* Component data from apps and pages *
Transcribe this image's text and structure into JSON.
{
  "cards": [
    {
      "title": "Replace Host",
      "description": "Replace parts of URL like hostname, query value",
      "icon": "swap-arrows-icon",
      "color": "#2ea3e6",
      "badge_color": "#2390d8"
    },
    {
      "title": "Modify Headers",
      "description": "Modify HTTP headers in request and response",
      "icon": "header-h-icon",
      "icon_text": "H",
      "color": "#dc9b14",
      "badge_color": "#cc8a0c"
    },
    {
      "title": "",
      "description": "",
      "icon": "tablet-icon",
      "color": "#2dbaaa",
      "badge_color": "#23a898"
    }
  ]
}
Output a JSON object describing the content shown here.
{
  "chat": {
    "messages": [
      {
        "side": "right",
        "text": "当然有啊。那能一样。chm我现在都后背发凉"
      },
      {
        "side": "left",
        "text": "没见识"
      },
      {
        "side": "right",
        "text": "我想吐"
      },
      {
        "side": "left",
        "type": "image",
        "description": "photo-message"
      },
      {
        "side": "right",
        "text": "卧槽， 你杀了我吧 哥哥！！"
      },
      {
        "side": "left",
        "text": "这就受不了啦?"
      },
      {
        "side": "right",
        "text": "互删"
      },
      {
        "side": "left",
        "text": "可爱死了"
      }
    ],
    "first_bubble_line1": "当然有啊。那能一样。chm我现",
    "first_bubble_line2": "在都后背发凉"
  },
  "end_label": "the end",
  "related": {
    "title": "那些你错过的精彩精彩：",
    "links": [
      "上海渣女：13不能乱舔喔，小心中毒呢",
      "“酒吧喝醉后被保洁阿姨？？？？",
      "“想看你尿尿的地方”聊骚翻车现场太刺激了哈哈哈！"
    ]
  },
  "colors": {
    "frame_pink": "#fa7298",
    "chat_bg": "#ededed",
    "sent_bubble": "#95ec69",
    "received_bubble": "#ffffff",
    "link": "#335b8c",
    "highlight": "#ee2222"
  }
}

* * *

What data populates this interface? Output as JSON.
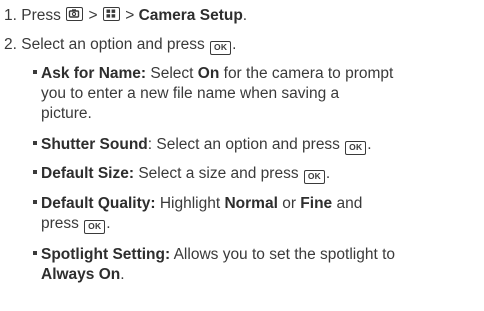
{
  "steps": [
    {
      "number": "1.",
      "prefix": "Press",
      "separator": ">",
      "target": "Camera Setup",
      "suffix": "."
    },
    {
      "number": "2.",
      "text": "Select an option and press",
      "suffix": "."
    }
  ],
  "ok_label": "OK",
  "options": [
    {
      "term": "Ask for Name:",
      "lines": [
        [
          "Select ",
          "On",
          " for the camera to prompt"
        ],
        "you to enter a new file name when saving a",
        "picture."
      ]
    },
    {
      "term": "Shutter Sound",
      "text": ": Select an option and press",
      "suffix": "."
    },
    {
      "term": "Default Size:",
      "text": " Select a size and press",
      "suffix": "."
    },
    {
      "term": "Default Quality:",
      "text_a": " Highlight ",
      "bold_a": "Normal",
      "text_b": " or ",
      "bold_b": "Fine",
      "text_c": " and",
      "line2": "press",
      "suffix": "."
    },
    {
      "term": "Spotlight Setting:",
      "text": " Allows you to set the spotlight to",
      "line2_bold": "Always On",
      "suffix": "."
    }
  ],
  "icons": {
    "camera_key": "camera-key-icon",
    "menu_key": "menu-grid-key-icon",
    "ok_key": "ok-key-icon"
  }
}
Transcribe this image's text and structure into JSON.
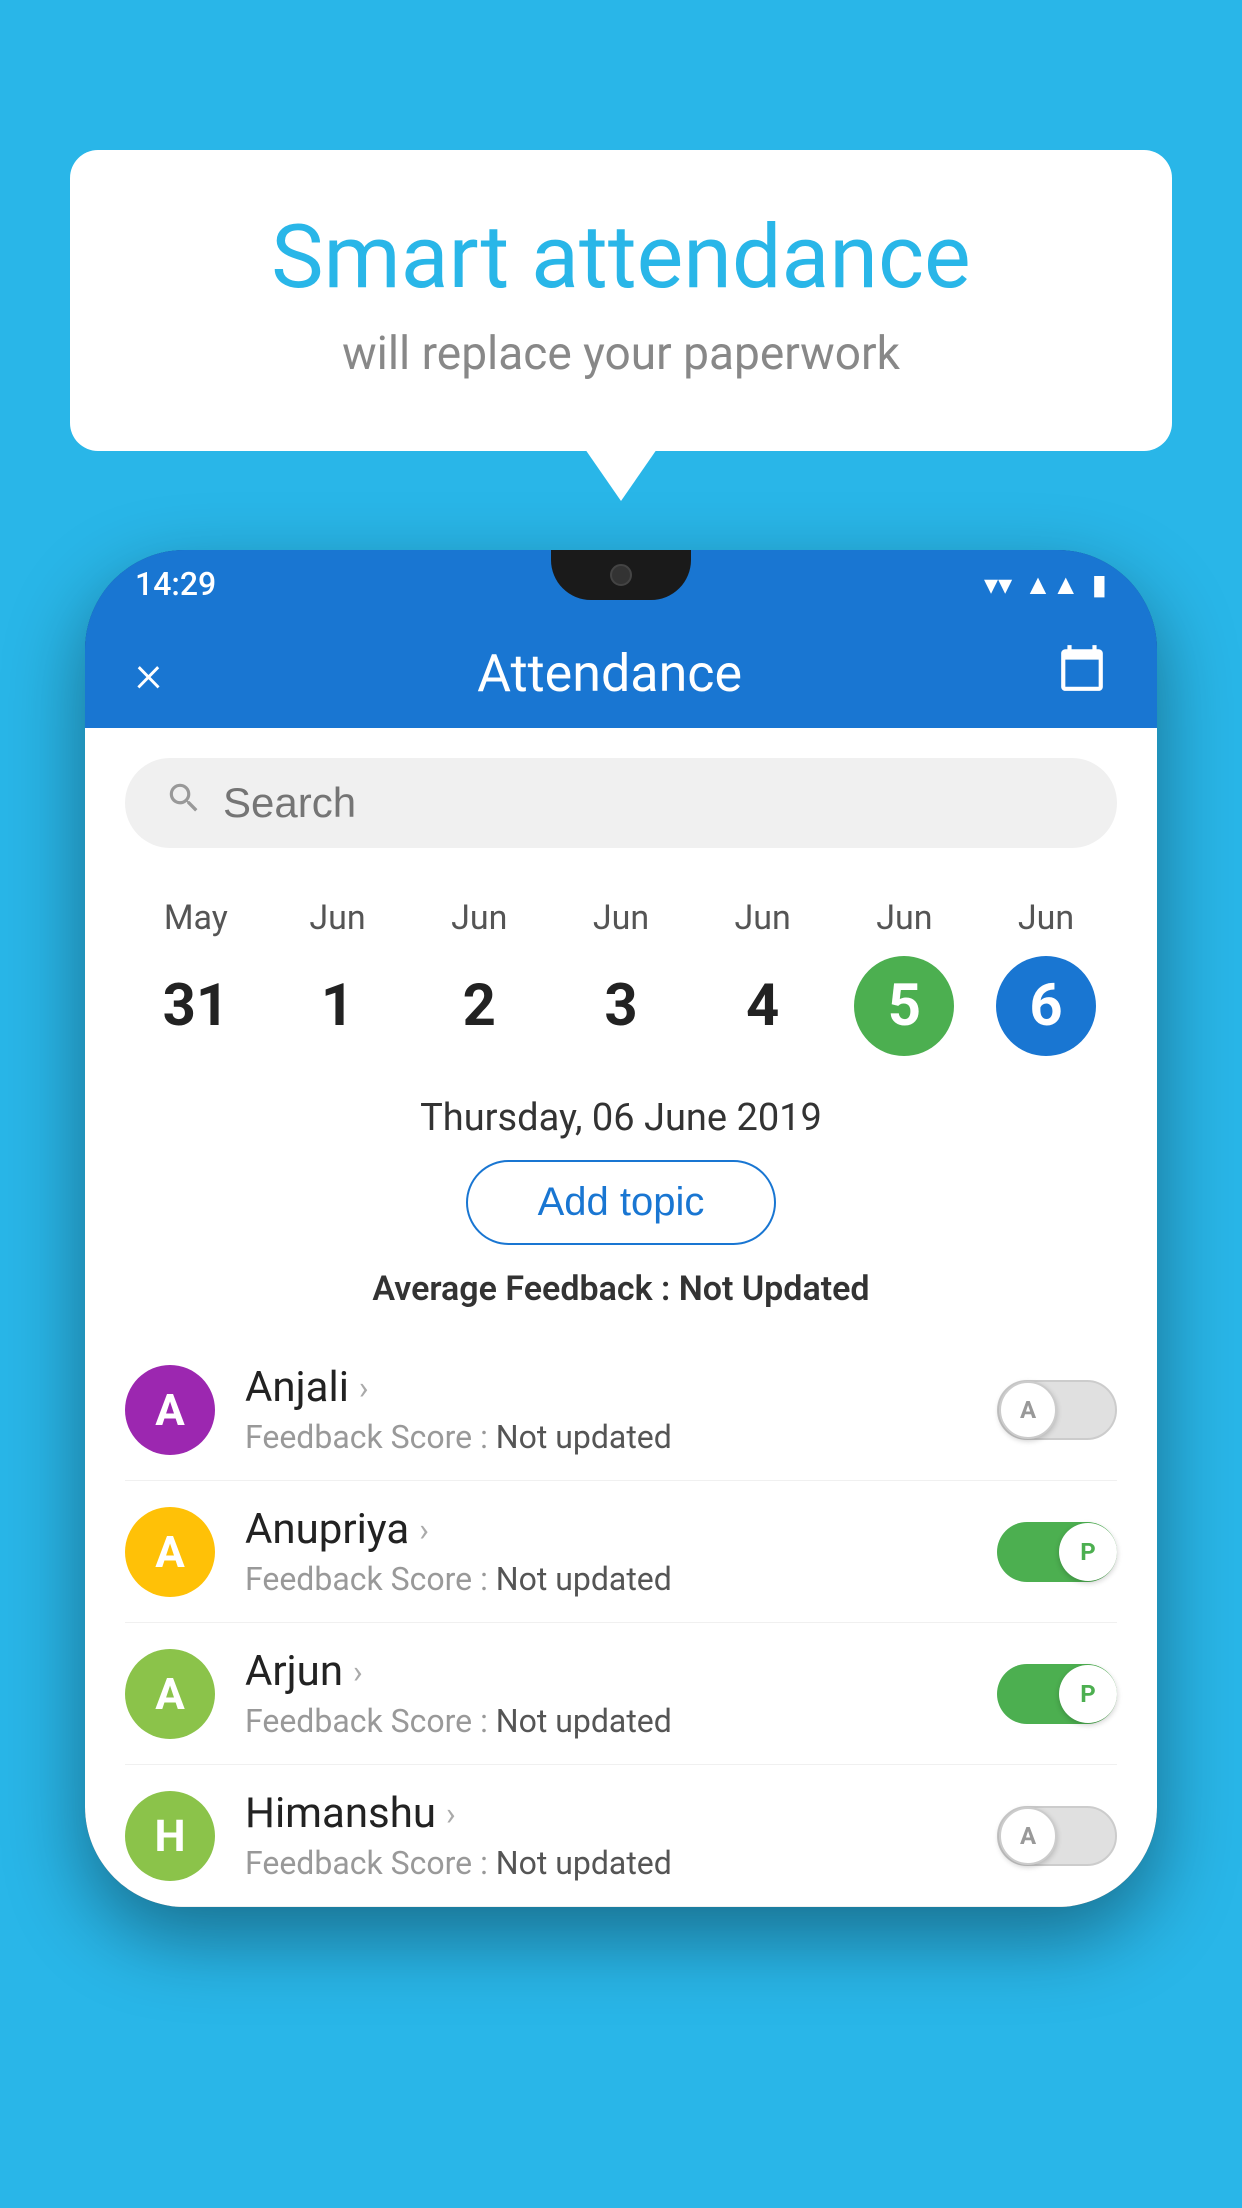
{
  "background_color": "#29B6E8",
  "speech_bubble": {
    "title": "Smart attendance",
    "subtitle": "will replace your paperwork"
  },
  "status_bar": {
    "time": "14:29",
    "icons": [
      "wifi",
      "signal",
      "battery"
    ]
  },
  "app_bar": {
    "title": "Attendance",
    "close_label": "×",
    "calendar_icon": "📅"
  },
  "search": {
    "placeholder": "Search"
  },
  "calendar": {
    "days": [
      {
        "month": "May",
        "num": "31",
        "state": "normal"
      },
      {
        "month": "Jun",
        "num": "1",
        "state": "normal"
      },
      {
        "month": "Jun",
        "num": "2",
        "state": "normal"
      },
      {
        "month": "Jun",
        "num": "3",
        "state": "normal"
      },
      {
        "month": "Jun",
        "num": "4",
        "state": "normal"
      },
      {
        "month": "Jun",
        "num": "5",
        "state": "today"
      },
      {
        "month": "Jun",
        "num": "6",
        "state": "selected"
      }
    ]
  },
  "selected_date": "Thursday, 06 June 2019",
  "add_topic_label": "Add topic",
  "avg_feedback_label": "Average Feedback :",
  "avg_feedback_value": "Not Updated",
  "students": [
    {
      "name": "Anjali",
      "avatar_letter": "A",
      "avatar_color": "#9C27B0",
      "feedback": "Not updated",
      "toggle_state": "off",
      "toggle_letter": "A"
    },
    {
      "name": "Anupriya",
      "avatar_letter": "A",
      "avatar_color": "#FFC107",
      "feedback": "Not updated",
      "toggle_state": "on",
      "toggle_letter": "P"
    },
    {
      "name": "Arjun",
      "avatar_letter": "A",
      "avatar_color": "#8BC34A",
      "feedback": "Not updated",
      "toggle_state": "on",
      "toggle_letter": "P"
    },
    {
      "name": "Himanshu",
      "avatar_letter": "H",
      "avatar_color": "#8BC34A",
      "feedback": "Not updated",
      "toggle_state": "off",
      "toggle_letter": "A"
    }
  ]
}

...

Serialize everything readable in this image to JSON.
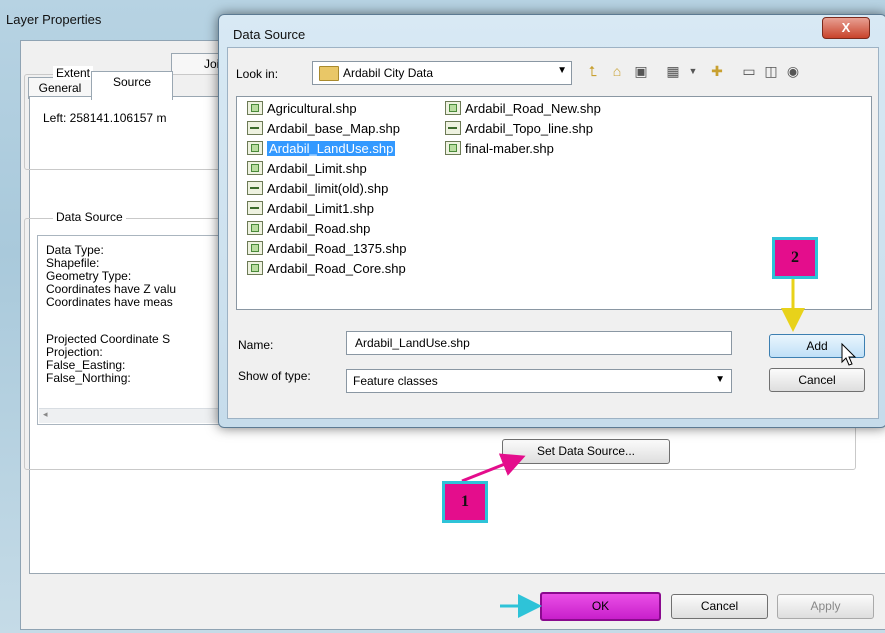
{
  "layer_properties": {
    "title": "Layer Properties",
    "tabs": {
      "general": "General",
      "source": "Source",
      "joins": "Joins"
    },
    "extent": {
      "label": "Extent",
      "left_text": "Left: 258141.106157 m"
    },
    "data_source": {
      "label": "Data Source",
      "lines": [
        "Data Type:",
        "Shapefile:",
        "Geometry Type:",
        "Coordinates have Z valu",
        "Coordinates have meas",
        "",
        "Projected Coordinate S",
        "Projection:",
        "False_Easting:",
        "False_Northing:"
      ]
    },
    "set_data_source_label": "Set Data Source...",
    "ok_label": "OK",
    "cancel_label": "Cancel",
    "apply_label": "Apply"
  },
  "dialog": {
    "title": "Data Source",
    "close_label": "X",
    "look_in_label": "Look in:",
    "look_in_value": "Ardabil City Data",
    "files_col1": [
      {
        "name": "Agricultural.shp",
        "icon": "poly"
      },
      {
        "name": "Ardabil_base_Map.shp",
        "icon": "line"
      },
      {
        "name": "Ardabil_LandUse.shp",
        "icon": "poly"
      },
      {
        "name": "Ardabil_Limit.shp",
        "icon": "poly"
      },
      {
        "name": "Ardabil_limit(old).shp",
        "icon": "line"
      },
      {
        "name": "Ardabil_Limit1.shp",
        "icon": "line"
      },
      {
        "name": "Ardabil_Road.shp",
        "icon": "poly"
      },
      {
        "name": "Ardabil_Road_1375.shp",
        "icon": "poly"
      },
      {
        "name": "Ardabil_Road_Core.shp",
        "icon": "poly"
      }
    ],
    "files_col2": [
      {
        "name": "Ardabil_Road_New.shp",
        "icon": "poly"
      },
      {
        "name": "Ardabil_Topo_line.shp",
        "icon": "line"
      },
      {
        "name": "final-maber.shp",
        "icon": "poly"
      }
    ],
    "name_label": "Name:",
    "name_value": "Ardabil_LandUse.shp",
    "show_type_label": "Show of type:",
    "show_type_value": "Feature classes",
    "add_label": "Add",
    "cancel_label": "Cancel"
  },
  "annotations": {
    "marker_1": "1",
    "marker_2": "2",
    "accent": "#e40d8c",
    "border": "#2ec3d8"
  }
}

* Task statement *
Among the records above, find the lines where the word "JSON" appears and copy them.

* Response box *
Transcribe this image's text and structure into JSON.
Output a JSON object describing the content shown here.
What data populates this interface? Output as JSON.
Transcribe this image's text and structure into JSON.
Serialize everything readable in this image to JSON.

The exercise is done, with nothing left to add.